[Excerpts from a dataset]

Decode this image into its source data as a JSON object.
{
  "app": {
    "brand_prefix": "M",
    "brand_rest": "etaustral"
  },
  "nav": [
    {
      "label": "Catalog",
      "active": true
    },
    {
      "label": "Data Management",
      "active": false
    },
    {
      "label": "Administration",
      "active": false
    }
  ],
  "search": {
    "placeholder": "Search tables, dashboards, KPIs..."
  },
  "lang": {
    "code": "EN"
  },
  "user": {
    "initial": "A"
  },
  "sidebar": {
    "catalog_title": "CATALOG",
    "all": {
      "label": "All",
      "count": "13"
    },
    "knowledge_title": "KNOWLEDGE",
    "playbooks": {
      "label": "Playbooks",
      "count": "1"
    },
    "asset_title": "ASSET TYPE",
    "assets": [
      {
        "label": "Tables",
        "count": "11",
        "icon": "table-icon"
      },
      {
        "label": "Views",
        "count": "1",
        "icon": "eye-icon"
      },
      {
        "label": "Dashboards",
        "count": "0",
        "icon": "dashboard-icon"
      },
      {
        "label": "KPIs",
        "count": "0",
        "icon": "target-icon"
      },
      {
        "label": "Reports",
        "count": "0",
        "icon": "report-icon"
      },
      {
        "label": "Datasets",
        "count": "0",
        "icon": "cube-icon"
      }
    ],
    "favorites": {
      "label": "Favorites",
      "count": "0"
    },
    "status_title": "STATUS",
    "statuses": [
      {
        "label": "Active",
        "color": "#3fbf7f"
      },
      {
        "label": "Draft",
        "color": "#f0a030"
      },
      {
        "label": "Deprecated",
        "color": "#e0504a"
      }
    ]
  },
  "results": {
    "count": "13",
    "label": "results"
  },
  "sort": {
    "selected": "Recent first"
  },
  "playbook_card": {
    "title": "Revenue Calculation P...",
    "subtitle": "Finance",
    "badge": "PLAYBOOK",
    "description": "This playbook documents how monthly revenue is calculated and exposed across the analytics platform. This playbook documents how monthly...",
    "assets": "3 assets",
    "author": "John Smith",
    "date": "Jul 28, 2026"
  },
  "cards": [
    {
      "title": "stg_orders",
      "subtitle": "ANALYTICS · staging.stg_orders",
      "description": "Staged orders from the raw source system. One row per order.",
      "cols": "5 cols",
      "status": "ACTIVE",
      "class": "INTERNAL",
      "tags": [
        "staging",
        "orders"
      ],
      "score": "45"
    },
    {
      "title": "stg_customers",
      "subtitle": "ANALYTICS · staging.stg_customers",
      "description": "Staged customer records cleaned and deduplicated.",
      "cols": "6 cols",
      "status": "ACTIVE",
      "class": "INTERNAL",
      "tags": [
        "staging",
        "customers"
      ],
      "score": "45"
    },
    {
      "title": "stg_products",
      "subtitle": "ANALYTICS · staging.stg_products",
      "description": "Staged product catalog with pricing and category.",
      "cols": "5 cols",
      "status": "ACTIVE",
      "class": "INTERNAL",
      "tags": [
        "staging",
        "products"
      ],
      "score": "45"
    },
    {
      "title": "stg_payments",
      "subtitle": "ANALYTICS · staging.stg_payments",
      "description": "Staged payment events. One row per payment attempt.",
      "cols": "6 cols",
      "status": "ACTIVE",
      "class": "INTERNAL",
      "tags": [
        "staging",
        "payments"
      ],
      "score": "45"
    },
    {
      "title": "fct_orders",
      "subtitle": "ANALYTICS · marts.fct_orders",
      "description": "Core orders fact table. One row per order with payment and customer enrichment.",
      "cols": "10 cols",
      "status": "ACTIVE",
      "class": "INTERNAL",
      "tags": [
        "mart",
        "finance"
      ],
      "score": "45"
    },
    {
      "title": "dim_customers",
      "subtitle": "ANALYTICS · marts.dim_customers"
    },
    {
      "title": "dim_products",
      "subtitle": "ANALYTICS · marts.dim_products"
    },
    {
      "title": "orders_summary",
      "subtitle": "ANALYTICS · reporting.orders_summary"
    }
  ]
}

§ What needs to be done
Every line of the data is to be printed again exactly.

§ Exercise solution
Decode this image into its source data as a JSON object.
{
  "app": {
    "brand_prefix": "M",
    "brand_rest": "etaustral"
  },
  "nav": [
    {
      "label": "Catalog",
      "active": true
    },
    {
      "label": "Data Management",
      "active": false
    },
    {
      "label": "Administration",
      "active": false
    }
  ],
  "search": {
    "placeholder": "Search tables, dashboards, KPIs..."
  },
  "lang": {
    "code": "EN"
  },
  "user": {
    "initial": "A"
  },
  "sidebar": {
    "catalog_title": "CATALOG",
    "all": {
      "label": "All",
      "count": "13"
    },
    "knowledge_title": "KNOWLEDGE",
    "playbooks": {
      "label": "Playbooks",
      "count": "1"
    },
    "asset_title": "ASSET TYPE",
    "assets": [
      {
        "label": "Tables",
        "count": "11",
        "icon": "table-icon"
      },
      {
        "label": "Views",
        "count": "1",
        "icon": "eye-icon"
      },
      {
        "label": "Dashboards",
        "count": "0",
        "icon": "dashboard-icon"
      },
      {
        "label": "KPIs",
        "count": "0",
        "icon": "target-icon"
      },
      {
        "label": "Reports",
        "count": "0",
        "icon": "report-icon"
      },
      {
        "label": "Datasets",
        "count": "0",
        "icon": "cube-icon"
      }
    ],
    "favorites": {
      "label": "Favorites",
      "count": "0"
    },
    "status_title": "STATUS",
    "statuses": [
      {
        "label": "Active",
        "color": "#3fbf7f"
      },
      {
        "label": "Draft",
        "color": "#f0a030"
      },
      {
        "label": "Deprecated",
        "color": "#e0504a"
      }
    ]
  },
  "results": {
    "count": "13",
    "label": "results"
  },
  "sort": {
    "selected": "Recent first"
  },
  "playbook_card": {
    "title": "Revenue Calculation P...",
    "subtitle": "Finance",
    "badge": "PLAYBOOK",
    "description": "This playbook documents how monthly revenue is calculated and exposed across the analytics platform. This playbook documents how monthly...",
    "assets": "3 assets",
    "author": "John Smith",
    "date": "Jul 28, 2026"
  },
  "cards": [
    {
      "title": "stg_orders",
      "subtitle": "ANALYTICS · staging.stg_orders",
      "description": "Staged orders from the raw source system. One row per order.",
      "cols": "5 cols",
      "status": "ACTIVE",
      "class": "INTERNAL",
      "tags": [
        "staging",
        "orders"
      ],
      "score": "45"
    },
    {
      "title": "stg_customers",
      "subtitle": "ANALYTICS · staging.stg_customers",
      "description": "Staged customer records cleaned and deduplicated.",
      "cols": "6 cols",
      "status": "ACTIVE",
      "class": "INTERNAL",
      "tags": [
        "staging",
        "customers"
      ],
      "score": "45"
    },
    {
      "title": "stg_products",
      "subtitle": "ANALYTICS · staging.stg_products",
      "description": "Staged product catalog with pricing and category.",
      "cols": "5 cols",
      "status": "ACTIVE",
      "class": "INTERNAL",
      "tags": [
        "staging",
        "products"
      ],
      "score": "45"
    },
    {
      "title": "stg_payments",
      "subtitle": "ANALYTICS · staging.stg_payments",
      "description": "Staged payment events. One row per payment attempt.",
      "cols": "6 cols",
      "status": "ACTIVE",
      "class": "INTERNAL",
      "tags": [
        "staging",
        "payments"
      ],
      "score": "45"
    },
    {
      "title": "fct_orders",
      "subtitle": "ANALYTICS · marts.fct_orders",
      "description": "Core orders fact table. One row per order with payment and customer enrichment.",
      "cols": "10 cols",
      "status": "ACTIVE",
      "class": "INTERNAL",
      "tags": [
        "mart",
        "finance"
      ],
      "score": "45"
    },
    {
      "title": "dim_customers",
      "subtitle": "ANALYTICS · marts.dim_customers"
    },
    {
      "title": "dim_products",
      "subtitle": "ANALYTICS · marts.dim_products"
    },
    {
      "title": "orders_summary",
      "subtitle": "ANALYTICS · reporting.orders_summary"
    }
  ]
}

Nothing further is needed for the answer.